Data records for software interfaces:
++++++++++
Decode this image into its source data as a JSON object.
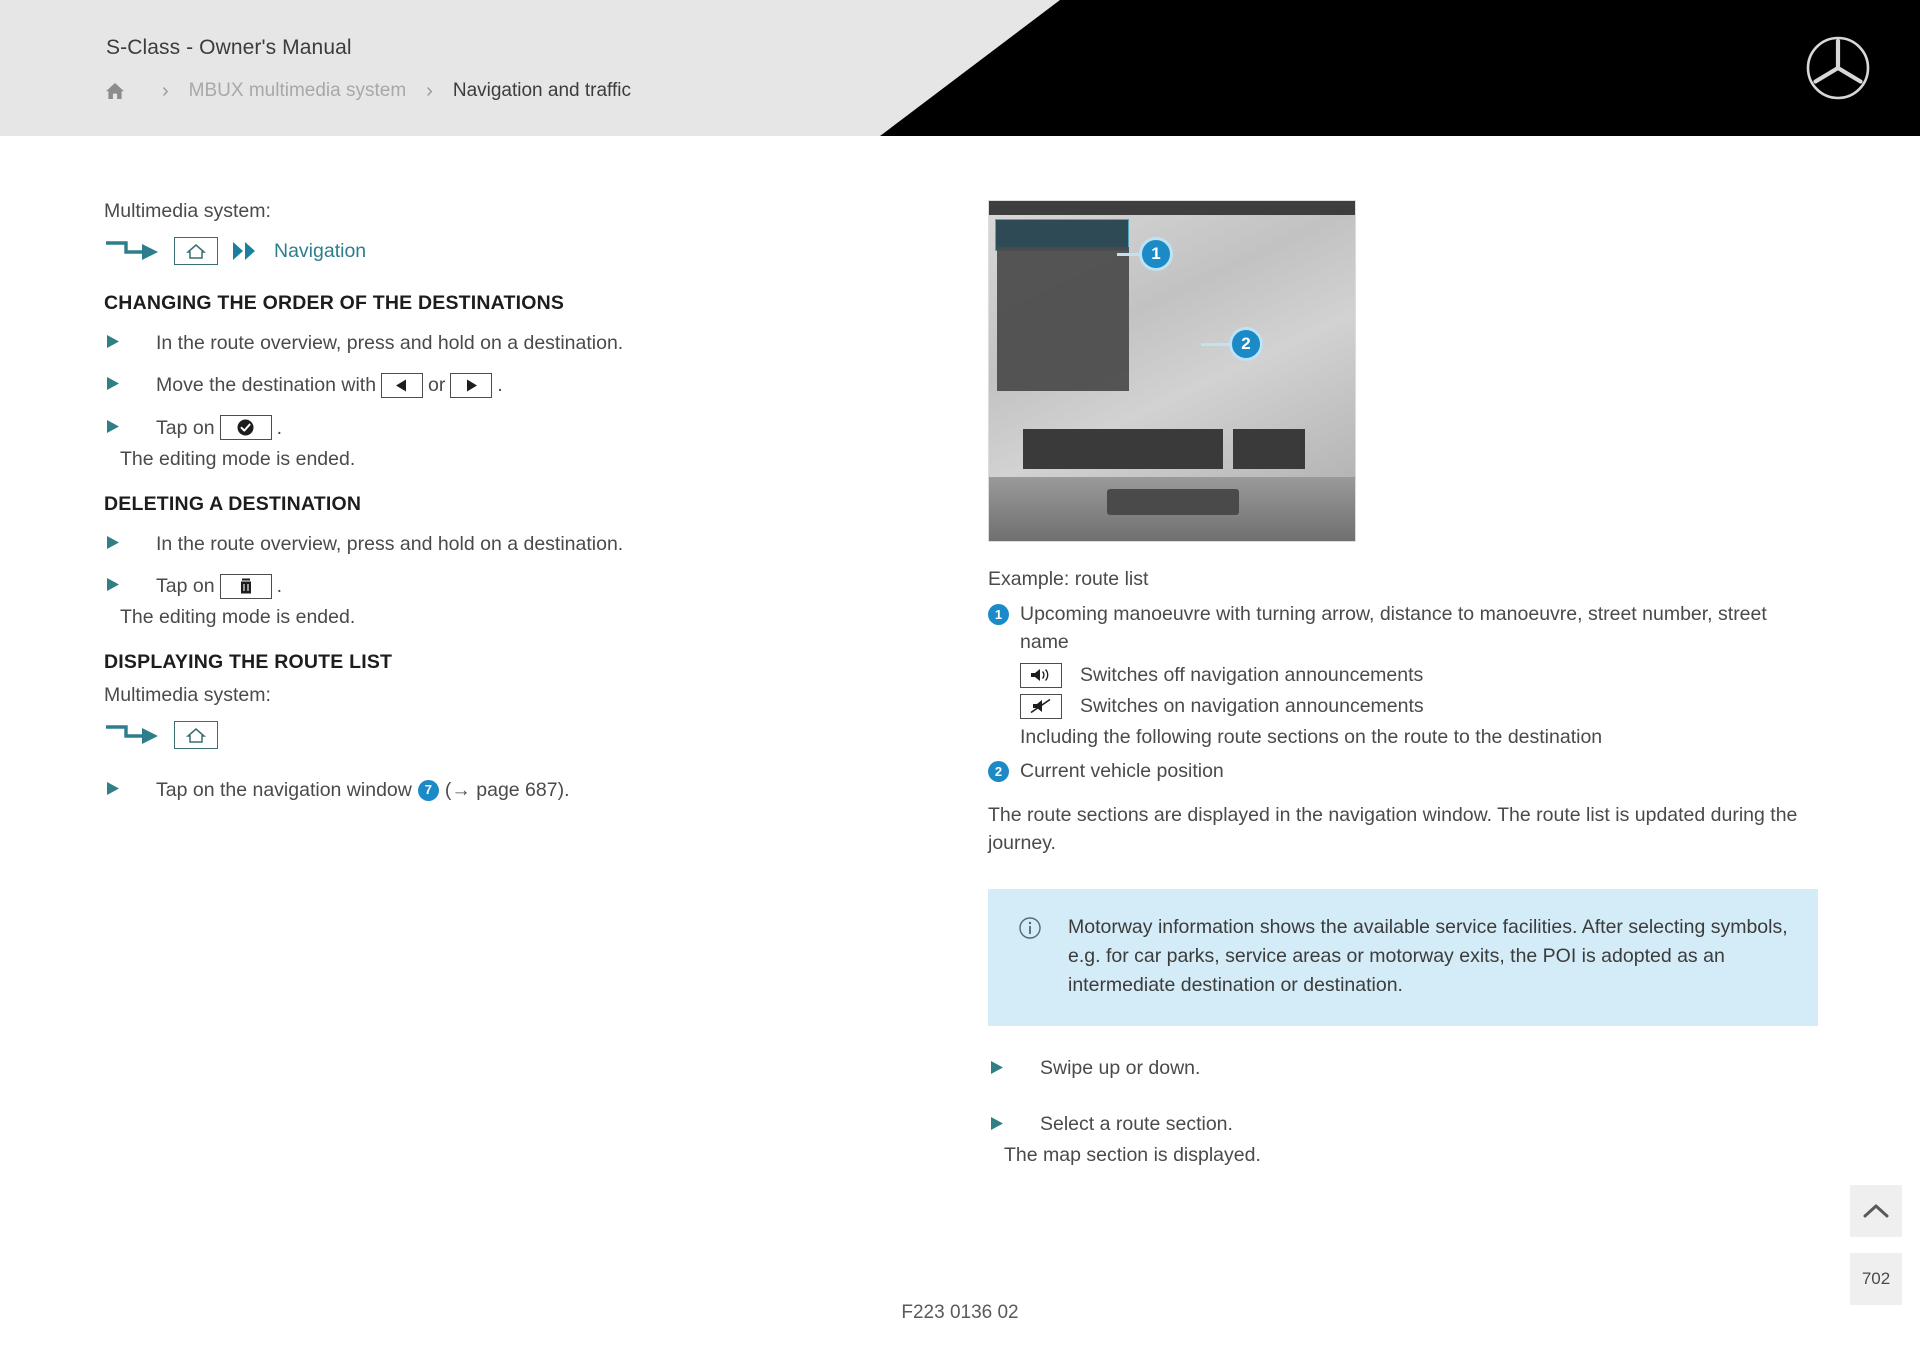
{
  "header": {
    "title": "S-Class - Owner's Manual",
    "breadcrumb": {
      "home_icon": "home-icon",
      "separator": "›",
      "items": [
        {
          "label": "MBUX multimedia system",
          "active": false
        },
        {
          "label": "Navigation and traffic",
          "active": true
        }
      ]
    },
    "brand_logo": "mercedes-star-icon"
  },
  "left": {
    "lead_1": "Multimedia system:",
    "path_1": {
      "arrow_icon": "path-arrow-icon",
      "home_box_icon": "home-box-icon",
      "chevron_icon": "double-chevron-icon",
      "label": "Navigation"
    },
    "section_1": {
      "heading": "CHANGING THE ORDER OF THE DESTINATIONS",
      "bullets": [
        {
          "text": "In the route overview, press and hold on a destination."
        },
        {
          "text_before": "Move the destination with ",
          "key_a": "left-arrow-icon",
          "text_mid": " or ",
          "key_b": "right-arrow-icon",
          "text_after": "."
        },
        {
          "text_before": "Tap on ",
          "key_a": "checkmark-icon",
          "text_after": ".",
          "subline": "The editing mode is ended."
        }
      ]
    },
    "section_2": {
      "heading": "DELETING A DESTINATION",
      "bullets": [
        {
          "text": "In the route overview, press and hold on a destination."
        },
        {
          "text_before": "Tap on ",
          "key_a": "trash-icon",
          "text_after": ".",
          "subline": "The editing mode is ended."
        }
      ]
    },
    "section_3": {
      "heading": "DISPLAYING THE ROUTE LIST",
      "lead": "Multimedia system:",
      "path": {
        "arrow_icon": "path-arrow-icon",
        "home_box_icon": "home-box-icon"
      },
      "bullet": {
        "text_before": "Tap on the navigation window ",
        "badge": "7",
        "text_after": "(→ page 687)."
      }
    }
  },
  "right": {
    "figure": {
      "alt": "MBUX navigation screen showing route list",
      "callouts": [
        {
          "number": "1"
        },
        {
          "number": "2"
        }
      ]
    },
    "caption": "Example: route list",
    "legend": [
      {
        "badge": "1",
        "text": "Upcoming manoeuvre with turning arrow, distance to manoeuvre, street number, street name",
        "sub_items": [
          {
            "icon": "speaker-on-icon",
            "text": "Switches off navigation announcements"
          },
          {
            "icon": "speaker-muted-icon",
            "text": "Switches on navigation announcements"
          }
        ],
        "plain": "Including the following route sections on the route to the destination"
      },
      {
        "badge": "2",
        "text": "Current vehicle position"
      }
    ],
    "paragraph": "The route sections are displayed in the navigation window. The route list is updated during the journey.",
    "note": {
      "icon": "info-icon",
      "text": "Motorway information shows the available service facilities. After selecting symbols, e.g. for car parks, service areas or motorway exits, the POI is adopted as an intermediate destination or destination."
    },
    "bullets": [
      {
        "text": "Swipe up or down."
      },
      {
        "text": "Select a route section.",
        "subline": "The map section is displayed."
      }
    ]
  },
  "floating": {
    "scroll_top_icon": "chevron-up-icon",
    "page_number": "702"
  },
  "footer": {
    "code": "F223 0136 02"
  },
  "colors": {
    "accent_teal": "#2c7e8c",
    "badge_blue": "#1b8ac7",
    "note_bg": "#d4ecf7",
    "header_bg": "#e6e6e6"
  }
}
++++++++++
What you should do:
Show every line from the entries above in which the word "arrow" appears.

Task output:
      "arrow_icon": "path-arrow-icon",
          "key_a": "left-arrow-icon",
          "key_b": "right-arrow-icon",
        "arrow_icon": "path-arrow-icon",
        "text": "Upcoming manoeuvre with turning arrow, distance to manoeuvre, street number, street name",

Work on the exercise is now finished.